What the task asks: Please indicate the number of lines in the listing below that include the string "Colombo"; add nothing else.

Recorded data:
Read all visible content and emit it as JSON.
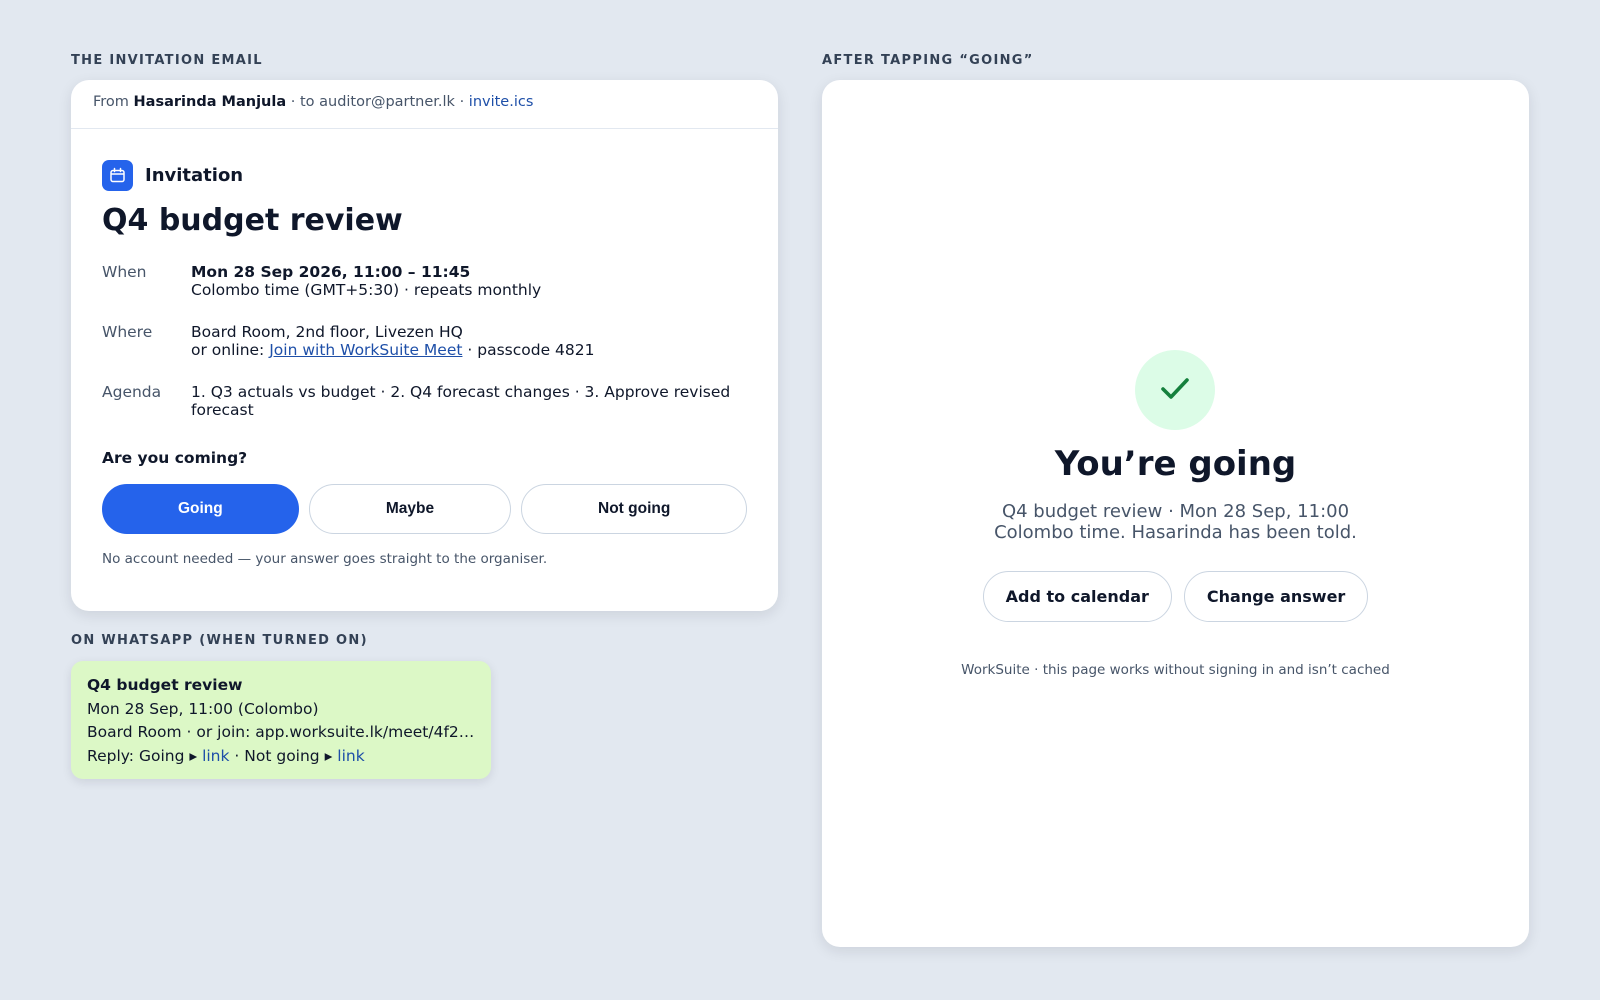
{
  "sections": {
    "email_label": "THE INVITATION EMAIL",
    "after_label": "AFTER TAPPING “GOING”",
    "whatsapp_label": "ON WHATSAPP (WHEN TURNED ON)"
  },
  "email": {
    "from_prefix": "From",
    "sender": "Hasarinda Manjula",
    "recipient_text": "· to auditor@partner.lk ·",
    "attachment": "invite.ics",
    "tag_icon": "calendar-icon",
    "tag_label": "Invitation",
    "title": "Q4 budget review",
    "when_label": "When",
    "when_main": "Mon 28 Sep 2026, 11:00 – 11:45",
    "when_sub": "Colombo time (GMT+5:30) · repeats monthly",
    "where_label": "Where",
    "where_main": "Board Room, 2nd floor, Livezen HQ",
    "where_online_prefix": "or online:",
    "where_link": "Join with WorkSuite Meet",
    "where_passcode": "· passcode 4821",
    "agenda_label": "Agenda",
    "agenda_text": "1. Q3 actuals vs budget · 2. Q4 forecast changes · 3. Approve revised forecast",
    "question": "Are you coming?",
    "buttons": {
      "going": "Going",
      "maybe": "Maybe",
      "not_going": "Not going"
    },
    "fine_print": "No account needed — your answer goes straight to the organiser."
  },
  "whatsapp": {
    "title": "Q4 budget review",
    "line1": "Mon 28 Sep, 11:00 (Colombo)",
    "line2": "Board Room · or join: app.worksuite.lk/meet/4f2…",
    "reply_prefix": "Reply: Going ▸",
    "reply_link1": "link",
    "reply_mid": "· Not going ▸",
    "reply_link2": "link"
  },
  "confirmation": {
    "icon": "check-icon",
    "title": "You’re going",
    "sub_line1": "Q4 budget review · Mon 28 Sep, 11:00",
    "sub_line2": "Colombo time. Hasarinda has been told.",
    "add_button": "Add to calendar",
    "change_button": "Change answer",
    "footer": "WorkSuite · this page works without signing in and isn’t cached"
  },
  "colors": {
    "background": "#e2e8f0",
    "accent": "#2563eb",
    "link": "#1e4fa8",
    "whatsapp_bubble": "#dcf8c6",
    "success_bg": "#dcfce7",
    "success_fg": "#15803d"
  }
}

Answer to this problem: 3